The current US government shutdown has already entered its 26th day, nearly a week longer than the longest in government history.

And there is no sign that the dysfunction will end, with President Donald Trump refusing to sign legislation to fund the government unless it includes money for a wall on the southern border. Democratic House Speaker Nancy Pelosi said she would not support legislation that provides any cash for the wall, at least nothing in excess of $1.

The partial shuttering, which affects about 800,000 government employees of agencies that have not been funded, also affects around 4 million government contractors, according to some estimates, who will not necessarily receive any kind of back pay.

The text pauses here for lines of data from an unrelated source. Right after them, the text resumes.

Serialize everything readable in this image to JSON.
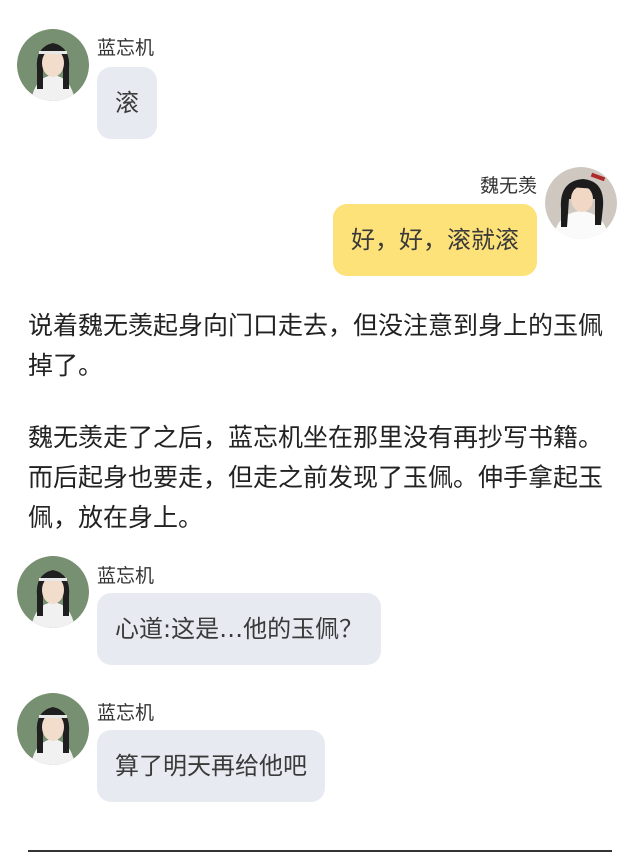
{
  "colors": {
    "background": "#ffffff",
    "left_bubble": "#e7ebf1",
    "right_bubble": "#fde27a",
    "text": "#222222"
  },
  "messages": [
    {
      "speaker": "蓝忘机",
      "side": "left",
      "text": "滚",
      "avatar_icon": "lan-wangji-avatar"
    },
    {
      "speaker": "魏无羡",
      "side": "right",
      "text": "好，好，滚就滚",
      "avatar_icon": "wei-wuxian-avatar"
    }
  ],
  "narration": [
    "说着魏无羡起身向门口走去，但没注意到身上的玉佩掉了。",
    "魏无羡走了之后，蓝忘机坐在那里没有再抄写书籍。而后起身也要走，但走之前发现了玉佩。伸手拿起玉佩，放在身上。"
  ],
  "messages_after": [
    {
      "speaker": "蓝忘机",
      "side": "left",
      "text": "心道:这是…他的玉佩？",
      "avatar_icon": "lan-wangji-avatar"
    },
    {
      "speaker": "蓝忘机",
      "side": "left",
      "text": "算了明天再给他吧",
      "avatar_icon": "lan-wangji-avatar"
    }
  ]
}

But the employees who are hit don’t tell the whole story about how this will impact the US economy.

For one thing, the shutdown could weigh on business investment, as Bloomberg writes on Wednesday:

“Companies might delay investment due to regulatory disruptions — already there are ominous signs. Thanks to the lack of government workers to grant regulatory approval, new products from aircraft to beer to trucks can’t be released. That uncertainty will almost certainly give companies pause about investing. If anxieties about the decline in demand due to the shutdown make companies even more reluctant to invest, the result could be that many businesses stampede for the exits.”

This could have a ripple effect. And, according to some economists, it could be just this kind of a shock that helps push the economy into a recession.

“There’s some kind of shock. There is something that goes wrong. Maybe it’s bad policy like shutting the government down for a long period of time,” Betsey Stevenson, an economic advisor in the Obama administration, said on Politico’s Money podcast.

JPMorgan CEO Jamie Dimon also cited concerns about the costs of the shutdown in a call with reporters this week.

“Someone estimated that if it goes on for the whole quarter, it can reduce growth to zero,” Dimon said in the call discussing fourth-quarter results. “We just have to deal with that. It’s more of a political issue than anything else.”

“Consumers are in good shape, they’re spending money, they’re saving money, household formation is going up, wages are going up,” Dimon said. “Eventually there will be offsets that may push the economy into recession, we don’t know when that’s going to be.”

Even if the Trump administration strikes a deal to end the tariff battle with China, another potential self-inflicted wound now needs to be resolved. But, as of now, the White House has not signaled an exit ramp that would be acceptable to Democratic lawmakers who appear perfectly happy to let Trump own a shutdown for which most Americans blame the president, according to recent polls.